|Cooperative Classification||F16K3/0281, F16K3/0227|
|European Classification||F16K3/02D, F16K3/02L|
|Aug 19, 1996||AS||Assignment|
Owner name: TECHNAFLOW, INC., WASHINGTON
Free format text: ASSIGNMENT OF ASSIGNORS INTEREST;ASSIGNORS:YOUNG, CALVIN L.;GAMBETTA, DAVID L.;HANSEN, JON A.;AND OTHERS;REEL/FRAME:008089/0211
Effective date: 19960813
|Feb 5, 2001||FPAY||Fee payment|
Year of fee payment: 4

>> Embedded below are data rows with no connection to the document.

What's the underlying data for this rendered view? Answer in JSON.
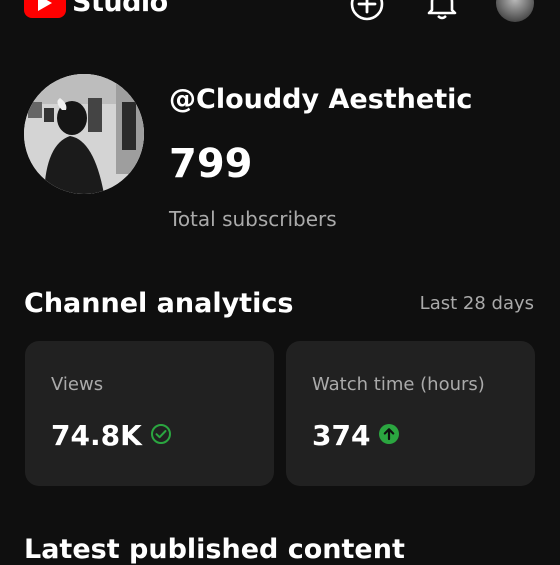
{
  "header": {
    "app_name": "Studio",
    "icons": [
      "create-icon",
      "notifications-icon",
      "account-avatar"
    ],
    "accent_color": "#ff0000",
    "notification_dot_color": "#ff0000"
  },
  "channel": {
    "handle": "@Clouddy Aesthetic",
    "subscriber_count": "799",
    "subscriber_label": "Total subscribers"
  },
  "analytics": {
    "title": "Channel analytics",
    "range": "Last 28 days",
    "cards": [
      {
        "label": "Views",
        "value": "74.8K",
        "status_icon": "check-circle-icon",
        "status_color": "#2ba640"
      },
      {
        "label": "Watch time (hours)",
        "value": "374",
        "status_icon": "arrow-up-circle-icon",
        "status_color": "#2ba640"
      }
    ]
  },
  "latest": {
    "title": "Latest published content"
  }
}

|Feb 27, 2001||REMI||Maintenance fee reminder mailed|
|Feb 7, 2005||FPAY||Fee payment|
Year of fee payment: 8
|Sep 4, 2007||AS||Assignment|
Owner name: TYCO FLOW SERVICES AG, SWITZERLAND
Free format text: ASSIGNMENT OF ASSIGNORS INTEREST;ASSIGNOR:TECHNAFLOW, INC.;REEL/FRAME:019773/0629
Effective date: 19981231
|Feb 5, 2009||FPAY||Fee payment|
Year of fee payment: 12